clock menu more-arrow no yes mobile

Filed under:

Microsoft's new Photosynth image-stitching preview includes Street View-like mode

New, 97 comments
Photosynth stock
Photosynth stock

Microsoft is unveiling its latest 3D version of Photosynth today. Launched as a preview to accompany the new Bing Maps app, Microsoft is updating its Photosynth imaging stitching technology to include four new modes: spin, panorama, walk, and wall. All of the modes are designed to create different sets of stitched together-photographs, with the ability to zoom in and pan around. The new modes will be available exclusively to those who join the preview program, and Microsoft is accepting sign-ups on a first-come, first-serve basis.

New modes to combine photos

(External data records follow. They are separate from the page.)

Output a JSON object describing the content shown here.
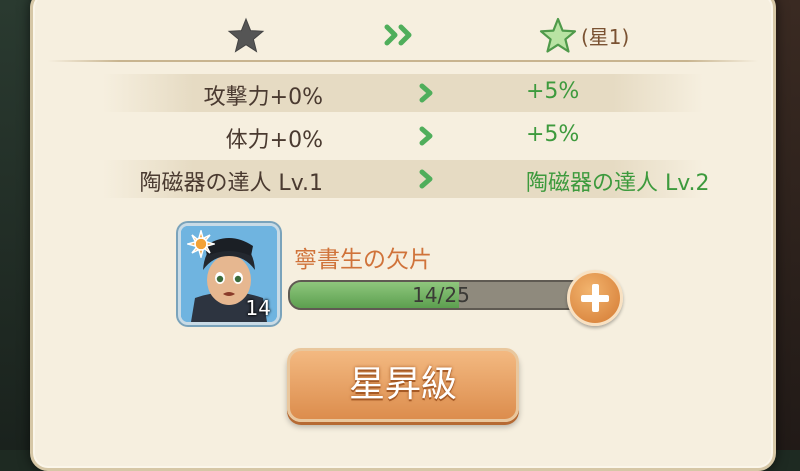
{
  "star_change": {
    "target_label": "(星1)"
  },
  "stats": [
    {
      "from": "攻撃力+0%",
      "to": "+5%"
    },
    {
      "from": "体力+0%",
      "to": "+5%"
    },
    {
      "from": "陶磁器の達人 Lv.1",
      "to": "陶磁器の達人 Lv.2"
    }
  ],
  "shard": {
    "name": "寧書生の欠片",
    "owned_count": "14",
    "progress_text": "14/25",
    "progress_fraction": 0.56
  },
  "actions": {
    "upgrade_label": "星昇級"
  },
  "colors": {
    "panel": "#f6efdf",
    "accent_green": "#3d9a3d",
    "button_orange": "#dc8d4d",
    "shard_name": "#d0733a"
  },
  "icons": {
    "current_star": "star-filled-gray",
    "next_star": "star-filled-green",
    "progression": "double-chevron-right",
    "shard_badge": "sun-emblem",
    "add": "plus"
  }
}
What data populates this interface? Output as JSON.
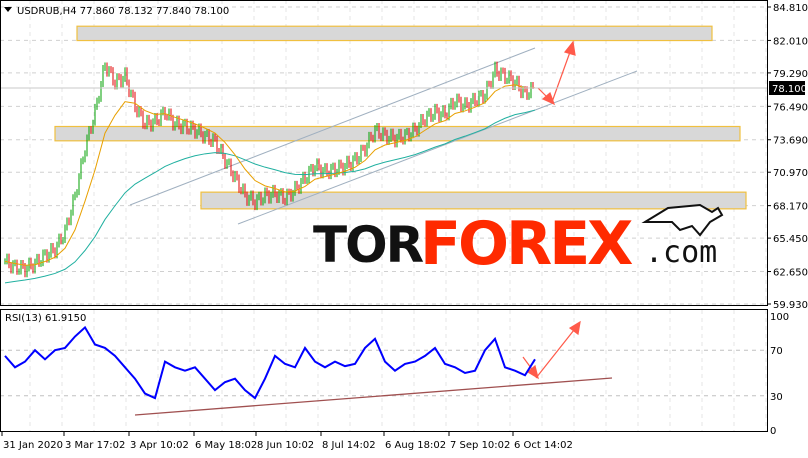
{
  "header": {
    "symbol": "USDRUB,H4",
    "ohlc": "77.860 78.132 77.840 78.100"
  },
  "rsi_header": {
    "label": "RSI(13) 61.9150"
  },
  "logo": {
    "text_black": "TOR",
    "text_red": "FOREX",
    "text_com": ".com"
  },
  "colors": {
    "bull": "#00a000",
    "bear": "#e00000",
    "ma_fast": "#e8a000",
    "ma_slow": "#20b0a0",
    "rsi": "#0000ff",
    "zone": "#d8d8d8",
    "zone_border": "#f0c040",
    "arrow": "#ff5a4a",
    "trend": "#a0b0c0",
    "rsi_trend": "#a05050",
    "logo_red": "#ff2a00"
  },
  "chart_data": [
    {
      "type": "candlestick",
      "title": "USDRUB,H4",
      "ylim": [
        59.93,
        84.81
      ],
      "yticks": [
        "84.810",
        "82.010",
        "79.290",
        "76.490",
        "73.690",
        "70.970",
        "68.170",
        "65.450",
        "62.650",
        "59.930"
      ],
      "ytick_values": [
        84.81,
        82.01,
        79.29,
        76.49,
        73.69,
        70.97,
        68.17,
        65.45,
        62.65,
        59.93
      ],
      "current_price": "78.100",
      "xticks": [
        "31 Jan 2020",
        "3 Mar 17:02",
        "3 Apr 10:02",
        "6 May 18:02",
        "8 Jun 10:02",
        "8 Jul 14:02",
        "6 Aug 18:02",
        "7 Sep 10:02",
        "6 Oct 14:02"
      ],
      "close": [
        63.5,
        63,
        62.9,
        63.3,
        64,
        64.5,
        66,
        69,
        73,
        76,
        80,
        78.5,
        79,
        76.5,
        75,
        75.2,
        76,
        75,
        74.8,
        74.5,
        74,
        73.5,
        72,
        70.5,
        69,
        68.5,
        69,
        69.2,
        68.8,
        69.5,
        70.5,
        71.5,
        71,
        71.2,
        71.5,
        72,
        73,
        74.5,
        74,
        73.8,
        74,
        74.5,
        75.5,
        76,
        75.8,
        77,
        76.5,
        77,
        77.5,
        79.5,
        79,
        78.5,
        77.5,
        78.1
      ],
      "zones": [
        [
          82.0,
          83.2
        ],
        [
          73.6,
          74.8
        ],
        [
          67.9,
          69.3
        ]
      ]
    },
    {
      "type": "line",
      "title": "RSI(13) 61.9150",
      "ylim": [
        0,
        100
      ],
      "yticks": [
        "100",
        "70",
        "30",
        "0"
      ],
      "ytick_values": [
        100,
        70,
        30,
        0
      ],
      "values": [
        65,
        55,
        60,
        70,
        62,
        70,
        72,
        82,
        90,
        75,
        72,
        65,
        55,
        45,
        32,
        28,
        60,
        55,
        52,
        55,
        45,
        35,
        42,
        45,
        35,
        28,
        45,
        65,
        58,
        55,
        72,
        60,
        55,
        60,
        56,
        58,
        72,
        80,
        60,
        52,
        58,
        60,
        65,
        72,
        58,
        55,
        50,
        52,
        70,
        80,
        55,
        52,
        48,
        62
      ]
    }
  ]
}
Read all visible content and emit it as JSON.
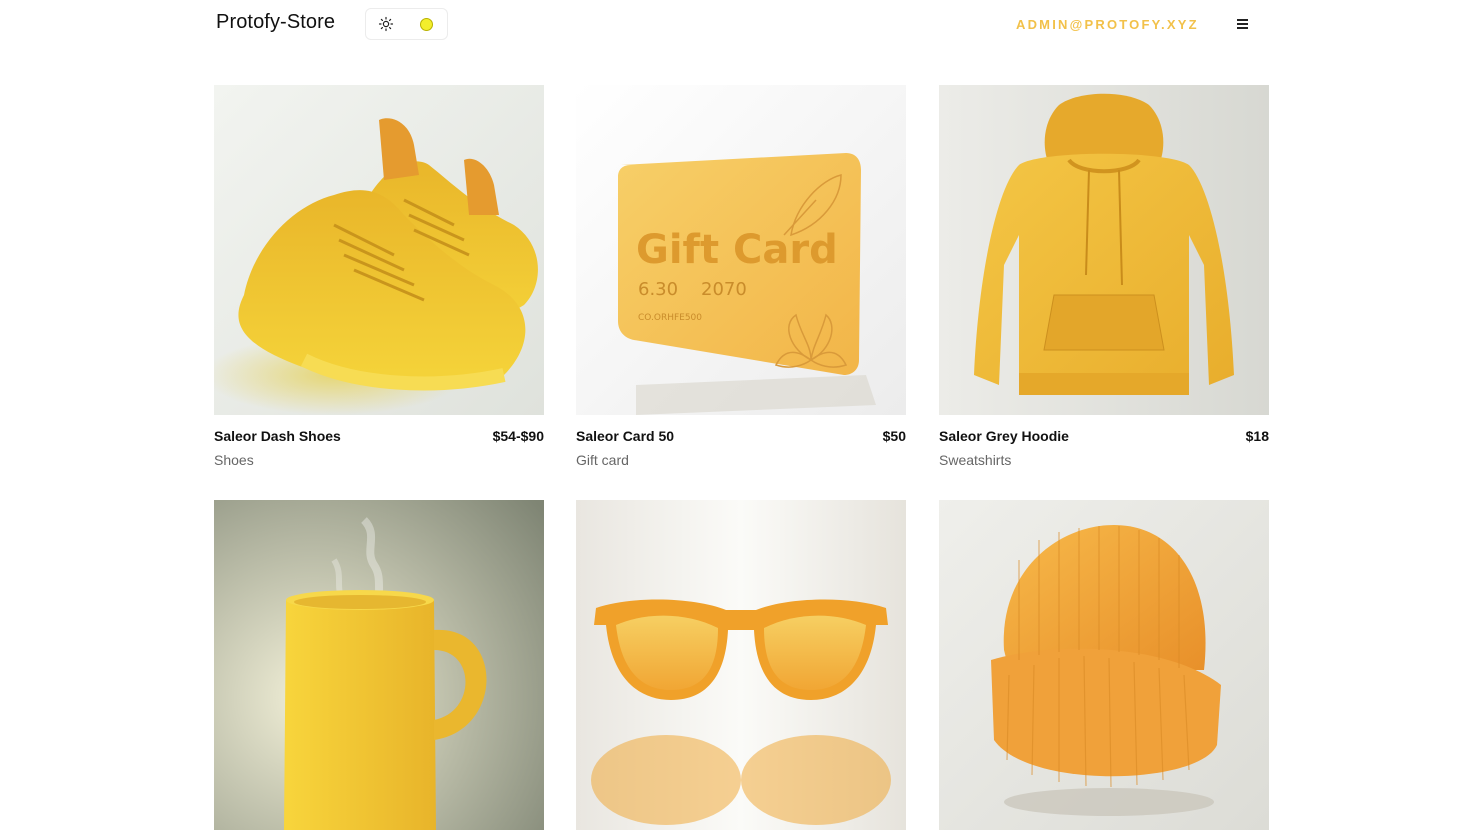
{
  "header": {
    "logo": "Protofy-Store",
    "user_email": "ADMIN@PROTOFY.XYZ",
    "accent_color": "#F2C14A",
    "theme_dot_color": "#F3EE2C",
    "theme_icon": "sun-icon",
    "menu_icon": "hamburger-menu-icon"
  },
  "products": [
    {
      "name": "Saleor Dash Shoes",
      "price": "$54-$90",
      "category": "Shoes",
      "image": "yellow-sneakers"
    },
    {
      "name": "Saleor Card 50",
      "price": "$50",
      "category": "Gift card",
      "image": "gift-card",
      "image_text": {
        "title": "Gift Card",
        "line1a": "6.30",
        "line1b": "2070",
        "line2": "CO.ORHFE500"
      }
    },
    {
      "name": "Saleor Grey Hoodie",
      "price": "$18",
      "category": "Sweatshirts",
      "image": "yellow-hoodie"
    },
    {
      "name": "",
      "price": "",
      "category": "",
      "image": "yellow-mug"
    },
    {
      "name": "",
      "price": "",
      "category": "",
      "image": "orange-sunglasses"
    },
    {
      "name": "",
      "price": "",
      "category": "",
      "image": "orange-beanie"
    }
  ]
}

A new spin mode allows images to be uploaded to the site and compiled with Photosynth to produce an embeddable photo that is 3D and similar to Seene for iPhone. You can spin around an object providing you have taken the relevant images and uploaded them to the service and Microsoft’s example shows off what you can achieve with a steady hand. A panorama mode allows you to take a photo in every direction and stitch them together in the traditional way that Photosynth has always supported, but a new walk mode is almost Street View-like. You can compile photos that follow a path with controls to pull down or up to navigate and the ability to zoom into areas and pan around. A wall mode also supports photos side-by-side that "slide" across a scene.

Microsoft uses its own Photosynth technology to piece together all of the relevant photos in a set, looking for feature points in successive photos that include the same object for identification purposes. Photosynth then determines where in the 3D space each feature point is located and where each photo was taken from and the camera orientation. Photosynth also uses these points to create 3D shapes for each photo, and you can see the 3D models if you type C into the viewer below. The preview is available immediately at, but Microsoft isn’t detailing when it plans to integrate this new version into its Windows 8.1 Camera app or any updated apps for iOS and Windows Phone.